8 New York Mets 5 3 .625 1969, 1973, 1986, 1988, 1999, 2000, 2006, 2015
7 San Francisco Giants 5 2 .714 1971, 1987, 1989, 2002, 2010, 2012, 2014
6 Chicago Cubs 1 5 .167 1984, 1989, 2003, 2015, 2016, 2017
4 Houston Astros[a] 1 3 .250 1980, 1986, 2004, 2005
2 Miami Marlins[b] 2 0 1.000 1997, 2003
2 San Diego Padres 2 0 1.000 1984, 1998
2 Washington Nationals[c] 1 1 .500 1981, 2019
2 Arizona Diamondbacks 1 1 .500 2001, 2007
2 Milwaukee Brewers 0 2 .000 2011, 2018
1 Colorado Rockies 1 0 1.000 2007

Recurring matchupsEdit

Count Matchup Record Years
5 Cincinnati Reds vs. Pittsburgh Pirates Reds, 4–1 1970, 1972, 1975, 1979, 1990
5 Los Angeles Dodgers vs. Philadelphia Phillies Phillies, 3–2 1977, 1978, 1983, 2008, 2009
4 San Francisco Giants vs. St. Louis Cardinals Giants, 3–1 1987, 2002, 2012, 2014
2 Atlanta Braves vs. New York Mets Tied, 1–1 1969, 1999
2 Atlanta Braves vs. St. Louis Cardinals Tied, 1–1 1982, 1996
2 Atlanta Braves vs. Pittsburgh Pirates Braves, 2–0 1991, 1992
2 Houston Astros vs. St. Louis Cardinals Tied, 1–1 2004, 2005
2 New York Mets vs. St. Louis Cardinals Tied, 1–1 2000, 2006
2 Los Angeles Dodgers vs. St. Louis Cardinals Cardinals, 2–0 1985, 2013
2 Chicago Cubs vs. Los Angeles Dodgers Tied, 1–1 2016, 2017

See alsoEdit

NotesEdit

  1. ^ a b The Houston Astros moved to the American League in 2013.
  2. ^ a b The Miami Marlins franchise competed as the Florida Marlins prior to 2012.
  3. ^ a b The Washington Nationals franchise competed as the Montreal Expos prior to 2005.

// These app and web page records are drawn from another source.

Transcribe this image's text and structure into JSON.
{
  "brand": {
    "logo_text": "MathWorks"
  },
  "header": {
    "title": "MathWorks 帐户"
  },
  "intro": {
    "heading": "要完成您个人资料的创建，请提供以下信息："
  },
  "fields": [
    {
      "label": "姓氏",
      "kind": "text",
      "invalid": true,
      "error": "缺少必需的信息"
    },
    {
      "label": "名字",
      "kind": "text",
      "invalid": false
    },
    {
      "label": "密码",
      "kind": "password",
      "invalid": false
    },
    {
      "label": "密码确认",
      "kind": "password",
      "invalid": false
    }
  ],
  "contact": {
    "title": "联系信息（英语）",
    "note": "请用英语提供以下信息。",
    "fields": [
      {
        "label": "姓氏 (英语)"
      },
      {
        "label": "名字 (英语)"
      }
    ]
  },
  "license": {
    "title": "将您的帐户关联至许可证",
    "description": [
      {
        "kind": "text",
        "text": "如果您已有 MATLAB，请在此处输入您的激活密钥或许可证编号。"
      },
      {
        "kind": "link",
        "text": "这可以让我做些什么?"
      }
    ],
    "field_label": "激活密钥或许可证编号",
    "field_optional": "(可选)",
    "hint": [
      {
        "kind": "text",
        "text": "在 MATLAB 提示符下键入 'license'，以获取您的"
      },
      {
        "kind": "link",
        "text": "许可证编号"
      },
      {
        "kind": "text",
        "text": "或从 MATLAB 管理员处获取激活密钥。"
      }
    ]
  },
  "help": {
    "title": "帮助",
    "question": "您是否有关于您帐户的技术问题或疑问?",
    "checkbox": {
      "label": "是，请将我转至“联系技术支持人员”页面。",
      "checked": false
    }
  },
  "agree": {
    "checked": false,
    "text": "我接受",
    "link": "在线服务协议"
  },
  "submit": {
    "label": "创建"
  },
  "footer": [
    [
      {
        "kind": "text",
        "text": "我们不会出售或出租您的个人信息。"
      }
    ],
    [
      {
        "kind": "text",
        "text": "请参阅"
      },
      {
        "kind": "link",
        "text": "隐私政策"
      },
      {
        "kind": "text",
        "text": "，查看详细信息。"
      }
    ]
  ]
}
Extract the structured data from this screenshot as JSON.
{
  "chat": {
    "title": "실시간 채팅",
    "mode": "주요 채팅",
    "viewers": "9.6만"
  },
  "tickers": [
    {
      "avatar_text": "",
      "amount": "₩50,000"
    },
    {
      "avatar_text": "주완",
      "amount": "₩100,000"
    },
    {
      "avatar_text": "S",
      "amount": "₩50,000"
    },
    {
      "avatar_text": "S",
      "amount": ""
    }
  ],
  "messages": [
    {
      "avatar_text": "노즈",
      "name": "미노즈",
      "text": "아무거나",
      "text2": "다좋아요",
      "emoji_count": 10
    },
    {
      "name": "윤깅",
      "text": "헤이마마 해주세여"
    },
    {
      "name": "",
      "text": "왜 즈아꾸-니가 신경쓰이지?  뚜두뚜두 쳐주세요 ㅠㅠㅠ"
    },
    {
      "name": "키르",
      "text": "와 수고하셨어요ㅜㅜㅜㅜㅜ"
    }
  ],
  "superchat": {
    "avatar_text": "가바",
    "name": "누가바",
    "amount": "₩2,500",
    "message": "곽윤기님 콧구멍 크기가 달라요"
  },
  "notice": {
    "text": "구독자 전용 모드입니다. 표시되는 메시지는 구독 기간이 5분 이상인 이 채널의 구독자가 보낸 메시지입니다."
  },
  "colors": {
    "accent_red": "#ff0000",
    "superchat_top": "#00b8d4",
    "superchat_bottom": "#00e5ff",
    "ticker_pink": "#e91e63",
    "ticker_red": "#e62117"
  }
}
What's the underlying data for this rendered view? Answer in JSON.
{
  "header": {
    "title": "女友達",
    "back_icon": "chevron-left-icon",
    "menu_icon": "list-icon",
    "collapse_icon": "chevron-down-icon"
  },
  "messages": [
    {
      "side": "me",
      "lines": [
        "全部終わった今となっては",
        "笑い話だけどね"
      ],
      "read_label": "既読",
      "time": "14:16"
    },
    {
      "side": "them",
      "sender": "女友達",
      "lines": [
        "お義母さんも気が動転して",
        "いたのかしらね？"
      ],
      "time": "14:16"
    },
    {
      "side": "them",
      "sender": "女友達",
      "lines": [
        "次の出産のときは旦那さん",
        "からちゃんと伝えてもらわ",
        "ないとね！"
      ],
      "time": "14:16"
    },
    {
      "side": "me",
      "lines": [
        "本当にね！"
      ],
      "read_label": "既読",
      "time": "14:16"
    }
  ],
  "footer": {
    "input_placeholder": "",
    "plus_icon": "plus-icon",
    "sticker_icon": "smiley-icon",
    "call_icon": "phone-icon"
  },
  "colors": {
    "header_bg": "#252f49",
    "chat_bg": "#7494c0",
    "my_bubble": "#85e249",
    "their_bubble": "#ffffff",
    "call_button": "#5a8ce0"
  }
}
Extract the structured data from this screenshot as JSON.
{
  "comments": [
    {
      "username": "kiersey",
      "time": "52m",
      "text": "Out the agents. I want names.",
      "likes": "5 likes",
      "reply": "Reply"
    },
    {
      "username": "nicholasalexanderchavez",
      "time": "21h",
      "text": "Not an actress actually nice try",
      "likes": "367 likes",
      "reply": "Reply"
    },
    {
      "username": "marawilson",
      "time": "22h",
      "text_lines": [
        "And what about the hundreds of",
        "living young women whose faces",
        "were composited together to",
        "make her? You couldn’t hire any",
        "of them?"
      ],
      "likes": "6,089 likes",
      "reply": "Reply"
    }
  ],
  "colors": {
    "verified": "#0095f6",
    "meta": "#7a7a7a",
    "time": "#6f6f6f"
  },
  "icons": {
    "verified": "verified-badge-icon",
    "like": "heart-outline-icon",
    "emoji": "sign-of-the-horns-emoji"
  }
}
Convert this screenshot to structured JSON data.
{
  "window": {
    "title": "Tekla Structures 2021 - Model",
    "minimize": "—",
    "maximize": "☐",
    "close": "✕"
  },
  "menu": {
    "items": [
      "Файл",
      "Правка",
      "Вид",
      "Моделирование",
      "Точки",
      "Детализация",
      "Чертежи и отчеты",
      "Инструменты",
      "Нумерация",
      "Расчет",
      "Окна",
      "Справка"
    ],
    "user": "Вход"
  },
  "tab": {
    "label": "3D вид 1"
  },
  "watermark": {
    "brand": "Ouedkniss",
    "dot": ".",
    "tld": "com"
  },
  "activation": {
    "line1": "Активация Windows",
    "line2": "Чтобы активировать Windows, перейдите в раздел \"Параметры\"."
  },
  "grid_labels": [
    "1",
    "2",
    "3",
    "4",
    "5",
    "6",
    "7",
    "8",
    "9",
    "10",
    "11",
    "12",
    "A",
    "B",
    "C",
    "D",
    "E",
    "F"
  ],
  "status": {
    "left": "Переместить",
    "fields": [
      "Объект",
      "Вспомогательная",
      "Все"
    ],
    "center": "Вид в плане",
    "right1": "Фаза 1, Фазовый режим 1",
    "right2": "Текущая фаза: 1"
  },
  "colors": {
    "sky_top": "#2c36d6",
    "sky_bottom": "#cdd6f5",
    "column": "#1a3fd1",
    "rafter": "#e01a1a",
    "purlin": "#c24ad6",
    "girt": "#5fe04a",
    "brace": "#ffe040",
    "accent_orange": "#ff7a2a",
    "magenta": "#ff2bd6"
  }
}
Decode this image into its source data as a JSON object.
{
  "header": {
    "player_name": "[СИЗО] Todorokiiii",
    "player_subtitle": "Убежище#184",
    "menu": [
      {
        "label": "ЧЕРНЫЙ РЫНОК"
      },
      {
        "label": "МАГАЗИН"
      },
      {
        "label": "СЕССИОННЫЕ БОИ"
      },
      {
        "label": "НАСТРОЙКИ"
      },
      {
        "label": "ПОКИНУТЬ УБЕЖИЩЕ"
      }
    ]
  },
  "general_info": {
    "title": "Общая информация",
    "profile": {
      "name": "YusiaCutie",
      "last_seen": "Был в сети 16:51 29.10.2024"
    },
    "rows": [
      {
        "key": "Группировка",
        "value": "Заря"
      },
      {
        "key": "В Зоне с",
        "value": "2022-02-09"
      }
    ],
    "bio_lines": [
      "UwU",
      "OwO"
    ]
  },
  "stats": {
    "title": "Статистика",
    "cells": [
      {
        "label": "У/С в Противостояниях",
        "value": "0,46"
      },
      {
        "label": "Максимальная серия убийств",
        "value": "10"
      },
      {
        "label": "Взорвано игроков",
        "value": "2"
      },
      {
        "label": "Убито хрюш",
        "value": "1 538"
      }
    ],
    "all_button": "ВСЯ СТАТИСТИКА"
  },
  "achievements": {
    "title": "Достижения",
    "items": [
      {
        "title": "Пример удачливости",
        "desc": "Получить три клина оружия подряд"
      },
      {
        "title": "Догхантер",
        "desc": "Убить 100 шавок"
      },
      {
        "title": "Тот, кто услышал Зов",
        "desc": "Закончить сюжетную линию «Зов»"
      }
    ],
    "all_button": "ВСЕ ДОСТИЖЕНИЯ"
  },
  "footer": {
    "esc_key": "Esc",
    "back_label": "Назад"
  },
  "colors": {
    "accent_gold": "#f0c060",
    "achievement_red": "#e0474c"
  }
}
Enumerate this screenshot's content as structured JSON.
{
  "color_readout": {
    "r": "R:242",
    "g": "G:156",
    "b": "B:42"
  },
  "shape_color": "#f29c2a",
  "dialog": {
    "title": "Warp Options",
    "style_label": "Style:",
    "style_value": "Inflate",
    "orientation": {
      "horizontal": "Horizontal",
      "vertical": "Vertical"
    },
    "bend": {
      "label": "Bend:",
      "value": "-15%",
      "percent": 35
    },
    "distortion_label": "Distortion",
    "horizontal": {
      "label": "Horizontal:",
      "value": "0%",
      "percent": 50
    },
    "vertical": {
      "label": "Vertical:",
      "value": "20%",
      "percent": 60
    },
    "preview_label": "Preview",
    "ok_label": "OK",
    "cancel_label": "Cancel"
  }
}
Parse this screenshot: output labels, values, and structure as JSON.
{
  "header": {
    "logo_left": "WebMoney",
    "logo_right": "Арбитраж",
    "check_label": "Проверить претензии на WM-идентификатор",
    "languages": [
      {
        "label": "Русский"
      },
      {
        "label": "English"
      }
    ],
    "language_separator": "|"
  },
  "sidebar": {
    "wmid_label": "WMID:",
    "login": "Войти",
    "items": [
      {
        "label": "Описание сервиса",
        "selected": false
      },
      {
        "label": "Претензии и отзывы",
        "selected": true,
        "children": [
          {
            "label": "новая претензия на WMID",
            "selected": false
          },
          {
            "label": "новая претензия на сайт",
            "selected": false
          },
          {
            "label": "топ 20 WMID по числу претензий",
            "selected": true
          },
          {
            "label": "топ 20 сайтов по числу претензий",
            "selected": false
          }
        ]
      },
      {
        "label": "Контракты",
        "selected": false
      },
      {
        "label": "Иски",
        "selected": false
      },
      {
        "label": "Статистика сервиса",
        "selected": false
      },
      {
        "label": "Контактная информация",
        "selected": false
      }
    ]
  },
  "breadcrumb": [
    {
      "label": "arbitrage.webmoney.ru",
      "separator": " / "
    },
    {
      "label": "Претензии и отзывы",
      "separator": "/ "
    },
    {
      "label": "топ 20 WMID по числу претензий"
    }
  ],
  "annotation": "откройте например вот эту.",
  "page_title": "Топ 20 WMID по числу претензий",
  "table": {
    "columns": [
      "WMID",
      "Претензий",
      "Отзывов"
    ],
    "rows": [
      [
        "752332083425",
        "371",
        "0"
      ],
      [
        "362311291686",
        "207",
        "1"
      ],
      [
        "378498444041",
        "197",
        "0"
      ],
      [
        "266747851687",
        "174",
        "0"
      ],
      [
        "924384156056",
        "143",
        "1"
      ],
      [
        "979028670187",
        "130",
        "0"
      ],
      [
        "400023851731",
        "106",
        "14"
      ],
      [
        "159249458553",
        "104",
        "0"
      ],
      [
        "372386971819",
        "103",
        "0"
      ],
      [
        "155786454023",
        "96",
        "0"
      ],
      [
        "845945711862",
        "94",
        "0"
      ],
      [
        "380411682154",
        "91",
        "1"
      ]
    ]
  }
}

ReferencesEdit

  1. ^ "'Fantastic feeling' for Bill Giles". The Philadelphia Inquirer. October 16, 2008. Retrieved August 17, 2009.
  2. ^ League Championship Series Most Valuable Players (MLB.com/News/Awards/History/ ). MLB Advanced Media, L.P. Retrieved August 31, 2009.
  3. ^ League Championship Series Most Valuable Players (MLB.com/News/Awards/History/ ). MLB Advanced Media, L.P. Retrieved August 31, 2009.
  4. ^ "Baseball-Reference Playoff and World Series Index". Baseball-Reference. Sports Reference. Retrieved November 5, 2009.